3 Tips on How to Catch Crappie

By Andy Whitcomb

Jul 05, 2016

Does a mess of fresh fried crappie sound like the perfect summer supper? Catch your limit with these three expert crappie fishing tips. Find out where crappie like to hang out and what kind of bait almost guarantees they’ll strike

The distinctively speckled freshwater fish, the crappie is a highly prized and a popular target for many anglers. Not because of its aggressive hits (“wait, was that a bite?”) or the powerful runs and leaping ability (crappie often just lie on one side and let you reel them in across the surface). It is the prospect of a plate of fried crappie keeps many anglers on the water. And when you catch one, you usually can catch enough for a “mess.” If you want to learn how to catch fish, specially Crappies follow these tips:

3 Crappie Fishing Tips

1. Crappie love Brush Piles

Crappie love submerged timber and brush piles.

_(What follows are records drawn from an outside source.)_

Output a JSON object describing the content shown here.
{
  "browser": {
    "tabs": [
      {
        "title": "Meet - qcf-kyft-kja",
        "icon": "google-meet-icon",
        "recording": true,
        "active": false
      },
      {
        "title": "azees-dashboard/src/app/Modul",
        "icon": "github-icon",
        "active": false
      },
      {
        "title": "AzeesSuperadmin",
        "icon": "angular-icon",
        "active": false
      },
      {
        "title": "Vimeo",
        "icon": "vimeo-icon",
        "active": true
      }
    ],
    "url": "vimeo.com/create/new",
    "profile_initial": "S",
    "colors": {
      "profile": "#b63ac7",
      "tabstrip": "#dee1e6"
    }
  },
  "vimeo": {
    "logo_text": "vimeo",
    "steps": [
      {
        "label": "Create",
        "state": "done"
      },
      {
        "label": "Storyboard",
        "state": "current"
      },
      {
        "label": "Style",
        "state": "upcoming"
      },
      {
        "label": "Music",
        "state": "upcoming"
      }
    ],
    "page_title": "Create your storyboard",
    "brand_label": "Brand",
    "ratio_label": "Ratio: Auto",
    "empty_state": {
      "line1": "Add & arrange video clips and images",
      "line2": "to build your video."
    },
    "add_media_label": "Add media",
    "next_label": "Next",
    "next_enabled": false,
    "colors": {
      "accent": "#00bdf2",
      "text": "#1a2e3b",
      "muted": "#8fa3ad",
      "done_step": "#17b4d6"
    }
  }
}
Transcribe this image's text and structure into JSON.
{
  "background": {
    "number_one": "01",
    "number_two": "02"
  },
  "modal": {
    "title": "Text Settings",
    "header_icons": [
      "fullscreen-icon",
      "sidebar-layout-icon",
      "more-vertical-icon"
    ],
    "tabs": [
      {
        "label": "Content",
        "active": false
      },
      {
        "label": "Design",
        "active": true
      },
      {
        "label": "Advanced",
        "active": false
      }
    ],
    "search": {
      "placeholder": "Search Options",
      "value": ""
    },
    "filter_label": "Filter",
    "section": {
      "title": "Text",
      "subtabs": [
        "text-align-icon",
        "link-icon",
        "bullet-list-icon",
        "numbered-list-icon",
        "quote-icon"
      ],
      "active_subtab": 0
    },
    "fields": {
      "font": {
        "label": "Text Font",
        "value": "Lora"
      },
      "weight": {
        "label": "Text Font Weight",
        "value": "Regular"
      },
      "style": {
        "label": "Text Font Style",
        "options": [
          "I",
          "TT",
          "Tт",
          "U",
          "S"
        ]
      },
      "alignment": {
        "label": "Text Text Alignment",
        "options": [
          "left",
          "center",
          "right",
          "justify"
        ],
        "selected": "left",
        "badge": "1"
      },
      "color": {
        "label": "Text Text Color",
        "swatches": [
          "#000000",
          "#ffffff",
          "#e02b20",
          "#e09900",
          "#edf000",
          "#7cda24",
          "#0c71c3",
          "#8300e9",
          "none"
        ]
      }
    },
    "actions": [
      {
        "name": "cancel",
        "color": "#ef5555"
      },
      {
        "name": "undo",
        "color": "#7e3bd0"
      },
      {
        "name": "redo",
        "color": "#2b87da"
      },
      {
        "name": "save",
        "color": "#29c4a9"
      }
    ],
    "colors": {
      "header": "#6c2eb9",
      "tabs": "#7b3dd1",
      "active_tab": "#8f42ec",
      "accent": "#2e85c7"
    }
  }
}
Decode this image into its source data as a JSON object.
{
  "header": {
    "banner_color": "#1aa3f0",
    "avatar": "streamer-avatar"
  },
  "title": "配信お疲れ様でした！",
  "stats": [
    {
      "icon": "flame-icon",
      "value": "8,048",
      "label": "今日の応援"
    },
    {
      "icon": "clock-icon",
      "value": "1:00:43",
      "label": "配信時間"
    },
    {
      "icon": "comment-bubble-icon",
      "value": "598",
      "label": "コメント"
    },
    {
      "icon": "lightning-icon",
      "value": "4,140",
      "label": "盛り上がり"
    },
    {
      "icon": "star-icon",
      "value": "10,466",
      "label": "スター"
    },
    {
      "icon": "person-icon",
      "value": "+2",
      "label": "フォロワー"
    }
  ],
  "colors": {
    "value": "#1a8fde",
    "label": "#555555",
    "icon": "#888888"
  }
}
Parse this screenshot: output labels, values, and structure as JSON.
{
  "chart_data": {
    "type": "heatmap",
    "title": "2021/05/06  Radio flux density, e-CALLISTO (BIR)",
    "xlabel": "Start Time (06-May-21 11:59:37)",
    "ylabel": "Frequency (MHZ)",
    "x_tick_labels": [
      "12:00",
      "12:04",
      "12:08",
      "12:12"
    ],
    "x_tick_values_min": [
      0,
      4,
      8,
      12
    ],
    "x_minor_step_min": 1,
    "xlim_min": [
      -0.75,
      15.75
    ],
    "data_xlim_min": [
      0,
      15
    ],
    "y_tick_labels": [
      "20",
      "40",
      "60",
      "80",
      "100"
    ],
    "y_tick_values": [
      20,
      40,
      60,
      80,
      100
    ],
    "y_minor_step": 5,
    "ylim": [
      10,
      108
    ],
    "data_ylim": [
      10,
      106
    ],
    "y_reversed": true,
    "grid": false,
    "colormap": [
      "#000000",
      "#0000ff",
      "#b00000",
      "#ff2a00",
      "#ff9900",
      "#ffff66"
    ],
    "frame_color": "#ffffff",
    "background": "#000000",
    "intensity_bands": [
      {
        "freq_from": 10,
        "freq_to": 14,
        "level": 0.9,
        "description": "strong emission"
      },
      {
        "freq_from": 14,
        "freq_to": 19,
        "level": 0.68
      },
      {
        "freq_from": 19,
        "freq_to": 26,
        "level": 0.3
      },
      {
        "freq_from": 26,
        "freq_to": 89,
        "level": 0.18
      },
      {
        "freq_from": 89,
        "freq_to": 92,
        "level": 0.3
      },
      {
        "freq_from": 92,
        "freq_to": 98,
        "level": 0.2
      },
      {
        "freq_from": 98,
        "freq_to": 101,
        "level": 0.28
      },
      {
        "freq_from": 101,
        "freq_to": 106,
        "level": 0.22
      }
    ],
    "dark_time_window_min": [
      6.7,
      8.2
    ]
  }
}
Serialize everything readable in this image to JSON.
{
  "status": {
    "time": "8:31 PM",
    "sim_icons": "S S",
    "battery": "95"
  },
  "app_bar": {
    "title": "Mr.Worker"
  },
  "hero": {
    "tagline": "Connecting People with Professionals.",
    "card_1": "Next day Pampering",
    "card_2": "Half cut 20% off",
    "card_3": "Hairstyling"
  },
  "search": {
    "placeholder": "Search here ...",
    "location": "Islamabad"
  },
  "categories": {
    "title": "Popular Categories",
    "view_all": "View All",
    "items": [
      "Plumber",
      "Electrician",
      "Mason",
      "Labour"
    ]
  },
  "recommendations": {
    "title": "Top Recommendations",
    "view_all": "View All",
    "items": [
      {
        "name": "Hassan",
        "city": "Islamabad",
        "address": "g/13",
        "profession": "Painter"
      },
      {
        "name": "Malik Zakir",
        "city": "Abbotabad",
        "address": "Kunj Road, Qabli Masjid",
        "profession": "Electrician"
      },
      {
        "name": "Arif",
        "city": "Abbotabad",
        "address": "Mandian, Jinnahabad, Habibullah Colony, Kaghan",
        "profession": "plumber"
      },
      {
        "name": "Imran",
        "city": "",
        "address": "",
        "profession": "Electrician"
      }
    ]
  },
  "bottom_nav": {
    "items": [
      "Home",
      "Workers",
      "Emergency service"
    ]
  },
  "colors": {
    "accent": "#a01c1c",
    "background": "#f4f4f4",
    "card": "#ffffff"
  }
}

These fish hold tight to the habitat and may not venture far away, so you are going to have to risk a snag or two and get in there.

2. Use Minnows as Bait

They will hit good crappie lures such as tiny jigs, spoons, or even crankbaits but the serious crappie angler doesn’t point the boat to a brush pile without a bucket of fathead minnows or small golden shiners.

3. Add Bobbers to your Line

Depth is critical. Crappie often suspend at a certain depth. When you catch one, pay close attention to the depth and quickly get another minnow down to that point. Slip bobbers will help, especially with casting and deep target zones.

I rarely target crappie but sometimes find them while bass fishing. I make sure to record the time of year, location, lure, etc. in case the next outing is a crappie trip. Crappies are prone to stunting and can be a challenge to manage. Be sure to check regulations in your state as harvest sizes and quantities may change.
Andy Whitcomb
Andy Whitcomb
Andy is an outdoor writer (http://www.justkeepreeling.com/) and stressed-out Dad has contributed over 380 blogs to takemefishing.org since 2011. Born in Florida, but raised on banks of Oklahoma farm ponds, he now chases pike, smallmouth bass, and steelhead in Pennsylvania. After earning a B.S. in Zoology from OSU, he worked in fish hatcheries and as a fisheries research technician at OSU, Iowa State, and Michigan State.